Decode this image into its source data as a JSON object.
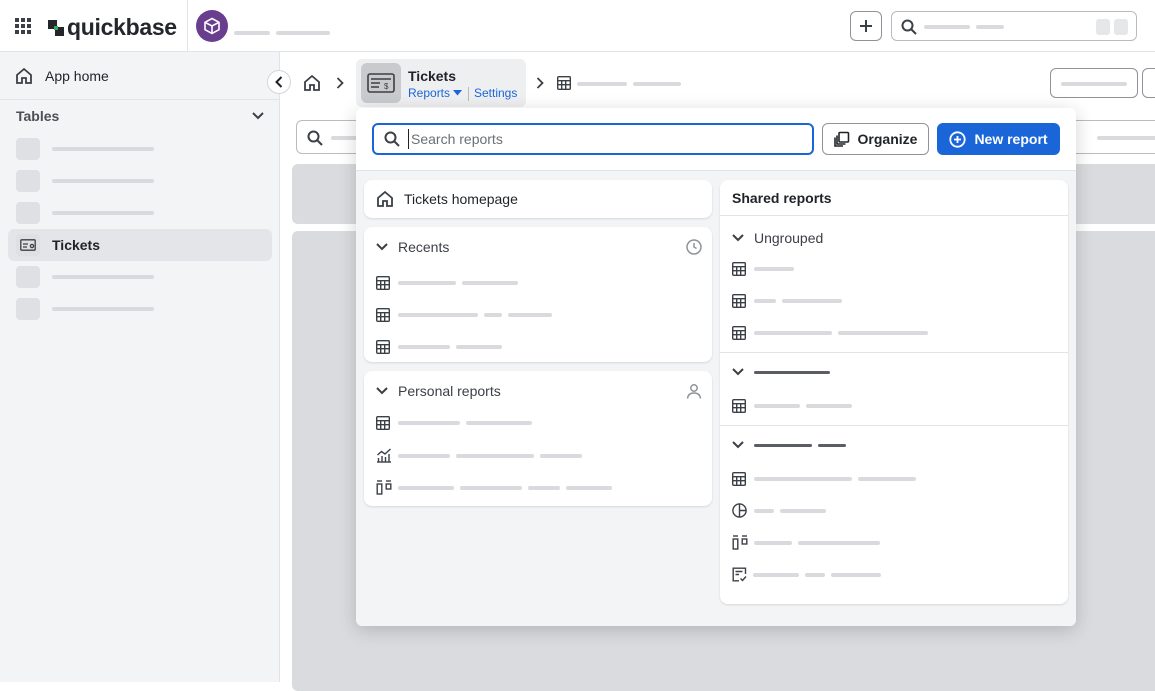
{
  "brand": {
    "name": "quickbase"
  },
  "sidebar": {
    "app_home_label": "App home",
    "tables_title": "Tables",
    "active_table": "Tickets"
  },
  "breadcrumb": {
    "table_name": "Tickets",
    "reports_link": "Reports",
    "settings_link": "Settings"
  },
  "reports_panel": {
    "search_placeholder": "Search reports",
    "search_value": "",
    "organize_label": "Organize",
    "new_report_label": "New report",
    "homepage_label": "Tickets homepage",
    "recents_title": "Recents",
    "personal_title": "Personal reports",
    "shared_title": "Shared reports",
    "ungrouped_title": "Ungrouped"
  },
  "icons": {
    "apps": "apps-grid-icon",
    "home": "home-icon",
    "search": "search-icon",
    "table": "table-icon",
    "chart": "chart-icon",
    "kanban": "kanban-icon",
    "pie": "pie-chart-icon",
    "form": "form-list-icon",
    "clock": "clock-icon",
    "user": "user-icon",
    "chevron": "chevron-down-icon"
  },
  "colors": {
    "accent": "#1a66d9",
    "app_avatar": "#6a3e8f",
    "sidebar_bg": "#f3f4f6"
  }
}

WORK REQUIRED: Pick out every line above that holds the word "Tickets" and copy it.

RESULT OF THIS EXERCISE:
    "active_table": "Tickets"
    "table_name": "Tickets",
    "homepage_label": "Tickets homepage",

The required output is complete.